Start of Exercise data

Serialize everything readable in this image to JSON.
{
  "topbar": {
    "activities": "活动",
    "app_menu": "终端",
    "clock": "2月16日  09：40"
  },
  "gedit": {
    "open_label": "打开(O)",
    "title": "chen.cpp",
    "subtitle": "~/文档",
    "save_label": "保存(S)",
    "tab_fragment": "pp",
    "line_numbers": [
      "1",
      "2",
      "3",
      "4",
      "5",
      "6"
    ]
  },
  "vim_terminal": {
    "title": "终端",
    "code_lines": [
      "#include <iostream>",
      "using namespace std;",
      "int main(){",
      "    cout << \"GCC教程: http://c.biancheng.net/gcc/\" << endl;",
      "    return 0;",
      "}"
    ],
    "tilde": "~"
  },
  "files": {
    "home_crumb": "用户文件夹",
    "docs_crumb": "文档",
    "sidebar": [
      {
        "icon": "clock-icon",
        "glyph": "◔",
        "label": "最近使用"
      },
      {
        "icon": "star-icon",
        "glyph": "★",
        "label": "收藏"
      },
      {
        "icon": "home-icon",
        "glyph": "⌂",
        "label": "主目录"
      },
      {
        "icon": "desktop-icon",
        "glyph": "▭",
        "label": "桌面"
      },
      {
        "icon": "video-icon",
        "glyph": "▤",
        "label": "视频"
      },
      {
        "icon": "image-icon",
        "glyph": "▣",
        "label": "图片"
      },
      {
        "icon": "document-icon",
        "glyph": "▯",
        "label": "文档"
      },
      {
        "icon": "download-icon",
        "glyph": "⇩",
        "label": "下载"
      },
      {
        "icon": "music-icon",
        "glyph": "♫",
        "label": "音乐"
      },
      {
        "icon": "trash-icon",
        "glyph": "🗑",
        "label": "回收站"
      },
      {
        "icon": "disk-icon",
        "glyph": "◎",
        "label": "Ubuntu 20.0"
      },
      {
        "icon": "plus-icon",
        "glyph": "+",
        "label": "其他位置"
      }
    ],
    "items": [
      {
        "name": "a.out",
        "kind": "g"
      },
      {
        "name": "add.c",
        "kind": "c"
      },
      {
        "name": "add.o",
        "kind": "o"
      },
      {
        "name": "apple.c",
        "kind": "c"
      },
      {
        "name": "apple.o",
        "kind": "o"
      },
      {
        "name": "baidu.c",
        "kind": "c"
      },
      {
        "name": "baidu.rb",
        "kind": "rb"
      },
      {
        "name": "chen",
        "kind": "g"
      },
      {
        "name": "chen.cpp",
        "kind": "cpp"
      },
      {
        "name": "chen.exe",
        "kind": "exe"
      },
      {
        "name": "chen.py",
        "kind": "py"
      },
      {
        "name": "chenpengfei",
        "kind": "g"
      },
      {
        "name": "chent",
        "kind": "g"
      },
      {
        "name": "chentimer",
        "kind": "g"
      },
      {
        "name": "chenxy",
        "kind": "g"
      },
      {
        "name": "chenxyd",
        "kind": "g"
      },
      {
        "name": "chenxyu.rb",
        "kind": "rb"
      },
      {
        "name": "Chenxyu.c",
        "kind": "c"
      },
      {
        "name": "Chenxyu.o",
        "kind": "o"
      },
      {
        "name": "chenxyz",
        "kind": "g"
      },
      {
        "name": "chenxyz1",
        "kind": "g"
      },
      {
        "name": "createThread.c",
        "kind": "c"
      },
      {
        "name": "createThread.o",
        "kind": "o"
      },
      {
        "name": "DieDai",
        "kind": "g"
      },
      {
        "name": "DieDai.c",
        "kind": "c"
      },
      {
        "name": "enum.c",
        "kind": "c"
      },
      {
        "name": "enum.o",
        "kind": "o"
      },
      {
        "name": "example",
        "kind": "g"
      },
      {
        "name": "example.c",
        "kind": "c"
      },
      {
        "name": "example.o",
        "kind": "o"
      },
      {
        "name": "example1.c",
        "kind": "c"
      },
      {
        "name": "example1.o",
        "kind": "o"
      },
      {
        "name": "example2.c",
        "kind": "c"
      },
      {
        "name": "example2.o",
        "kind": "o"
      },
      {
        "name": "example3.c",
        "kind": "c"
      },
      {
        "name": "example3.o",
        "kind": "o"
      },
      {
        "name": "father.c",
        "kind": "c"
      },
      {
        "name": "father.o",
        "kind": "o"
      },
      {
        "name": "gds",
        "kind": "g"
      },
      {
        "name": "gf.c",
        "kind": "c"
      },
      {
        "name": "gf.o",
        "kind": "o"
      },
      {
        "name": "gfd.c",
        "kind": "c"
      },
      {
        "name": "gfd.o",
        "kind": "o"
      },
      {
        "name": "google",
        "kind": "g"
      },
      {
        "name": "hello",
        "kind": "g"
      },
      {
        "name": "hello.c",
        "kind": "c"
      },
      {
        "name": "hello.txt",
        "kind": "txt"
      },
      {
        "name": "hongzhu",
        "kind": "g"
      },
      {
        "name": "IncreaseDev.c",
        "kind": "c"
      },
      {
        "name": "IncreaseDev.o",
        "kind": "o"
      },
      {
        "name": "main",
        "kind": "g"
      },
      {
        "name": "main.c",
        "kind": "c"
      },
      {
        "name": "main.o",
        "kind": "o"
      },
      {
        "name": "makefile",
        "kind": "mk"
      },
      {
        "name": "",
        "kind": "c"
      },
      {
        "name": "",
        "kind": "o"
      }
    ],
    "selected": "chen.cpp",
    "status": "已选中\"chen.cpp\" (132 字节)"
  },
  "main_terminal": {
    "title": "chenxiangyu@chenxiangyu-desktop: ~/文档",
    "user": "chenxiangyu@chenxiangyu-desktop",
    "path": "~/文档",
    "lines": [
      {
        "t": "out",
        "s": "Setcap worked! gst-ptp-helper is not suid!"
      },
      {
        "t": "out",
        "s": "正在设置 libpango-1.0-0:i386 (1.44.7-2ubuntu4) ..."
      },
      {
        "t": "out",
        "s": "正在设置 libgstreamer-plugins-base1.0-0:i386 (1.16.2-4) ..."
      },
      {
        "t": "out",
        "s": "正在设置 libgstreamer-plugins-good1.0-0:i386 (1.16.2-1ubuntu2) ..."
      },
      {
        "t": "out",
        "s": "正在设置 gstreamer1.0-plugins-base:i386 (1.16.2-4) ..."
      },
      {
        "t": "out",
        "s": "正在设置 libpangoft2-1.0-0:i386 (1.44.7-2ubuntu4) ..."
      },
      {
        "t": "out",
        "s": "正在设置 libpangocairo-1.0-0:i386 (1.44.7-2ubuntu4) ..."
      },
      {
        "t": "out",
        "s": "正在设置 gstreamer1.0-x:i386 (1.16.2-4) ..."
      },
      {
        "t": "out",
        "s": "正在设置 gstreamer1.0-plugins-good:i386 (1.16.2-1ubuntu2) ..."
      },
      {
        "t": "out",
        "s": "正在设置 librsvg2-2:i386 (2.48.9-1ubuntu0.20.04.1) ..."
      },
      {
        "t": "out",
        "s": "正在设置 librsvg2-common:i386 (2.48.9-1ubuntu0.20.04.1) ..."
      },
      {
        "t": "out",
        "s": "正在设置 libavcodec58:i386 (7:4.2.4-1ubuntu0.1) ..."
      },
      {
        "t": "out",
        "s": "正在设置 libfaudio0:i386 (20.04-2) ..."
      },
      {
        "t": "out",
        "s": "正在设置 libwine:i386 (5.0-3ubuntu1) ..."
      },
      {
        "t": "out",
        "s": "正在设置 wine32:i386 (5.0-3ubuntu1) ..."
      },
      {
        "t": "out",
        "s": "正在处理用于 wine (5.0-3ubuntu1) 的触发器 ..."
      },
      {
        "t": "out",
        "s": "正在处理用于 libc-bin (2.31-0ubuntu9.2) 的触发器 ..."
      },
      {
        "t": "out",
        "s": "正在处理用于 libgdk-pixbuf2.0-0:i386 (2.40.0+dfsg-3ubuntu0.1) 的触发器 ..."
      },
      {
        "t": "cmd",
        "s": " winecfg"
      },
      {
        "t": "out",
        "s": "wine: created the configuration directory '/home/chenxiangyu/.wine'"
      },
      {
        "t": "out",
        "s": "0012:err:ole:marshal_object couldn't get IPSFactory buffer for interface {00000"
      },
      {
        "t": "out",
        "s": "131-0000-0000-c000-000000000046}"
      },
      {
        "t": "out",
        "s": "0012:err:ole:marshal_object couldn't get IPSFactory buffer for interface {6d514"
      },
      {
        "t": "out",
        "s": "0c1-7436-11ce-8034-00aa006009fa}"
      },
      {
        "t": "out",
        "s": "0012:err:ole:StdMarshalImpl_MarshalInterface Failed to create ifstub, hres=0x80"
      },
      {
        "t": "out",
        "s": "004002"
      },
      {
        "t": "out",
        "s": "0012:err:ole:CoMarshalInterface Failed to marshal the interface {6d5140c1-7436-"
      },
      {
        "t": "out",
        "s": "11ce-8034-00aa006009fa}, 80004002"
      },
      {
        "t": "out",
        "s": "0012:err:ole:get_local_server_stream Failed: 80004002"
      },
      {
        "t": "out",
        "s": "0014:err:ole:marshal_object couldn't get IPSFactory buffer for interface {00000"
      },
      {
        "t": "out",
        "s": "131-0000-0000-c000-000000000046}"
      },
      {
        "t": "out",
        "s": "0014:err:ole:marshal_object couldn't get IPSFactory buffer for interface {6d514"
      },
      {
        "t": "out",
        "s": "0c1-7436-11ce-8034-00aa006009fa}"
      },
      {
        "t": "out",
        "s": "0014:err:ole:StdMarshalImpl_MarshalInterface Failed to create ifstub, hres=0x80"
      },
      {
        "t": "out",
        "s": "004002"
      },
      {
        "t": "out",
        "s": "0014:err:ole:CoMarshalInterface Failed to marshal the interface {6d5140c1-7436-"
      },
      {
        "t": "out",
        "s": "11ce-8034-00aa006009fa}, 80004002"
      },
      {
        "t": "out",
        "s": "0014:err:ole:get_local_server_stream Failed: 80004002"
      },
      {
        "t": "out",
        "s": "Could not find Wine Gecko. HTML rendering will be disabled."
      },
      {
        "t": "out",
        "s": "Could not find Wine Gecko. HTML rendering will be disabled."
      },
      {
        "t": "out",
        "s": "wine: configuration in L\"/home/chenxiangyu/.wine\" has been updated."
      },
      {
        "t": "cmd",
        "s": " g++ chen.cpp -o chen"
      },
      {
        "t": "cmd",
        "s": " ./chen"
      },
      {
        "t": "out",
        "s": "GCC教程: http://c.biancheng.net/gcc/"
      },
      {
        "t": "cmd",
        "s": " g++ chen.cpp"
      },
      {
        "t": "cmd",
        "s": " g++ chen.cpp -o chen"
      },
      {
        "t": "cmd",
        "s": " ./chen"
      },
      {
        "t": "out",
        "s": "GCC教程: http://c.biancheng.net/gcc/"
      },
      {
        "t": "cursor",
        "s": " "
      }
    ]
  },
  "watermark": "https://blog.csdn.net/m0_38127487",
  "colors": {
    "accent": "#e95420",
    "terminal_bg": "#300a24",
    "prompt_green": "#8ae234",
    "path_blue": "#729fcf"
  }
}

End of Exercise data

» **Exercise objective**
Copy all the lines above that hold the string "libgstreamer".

» **Response box**
        "s": "正在设置 libgstreamer-plugins-base1.0-0:i386 (1.16.2-4) ..."
        "s": "正在设置 libgstreamer-plugins-good1.0-0:i386 (1.16.2-1ubuntu2) ..."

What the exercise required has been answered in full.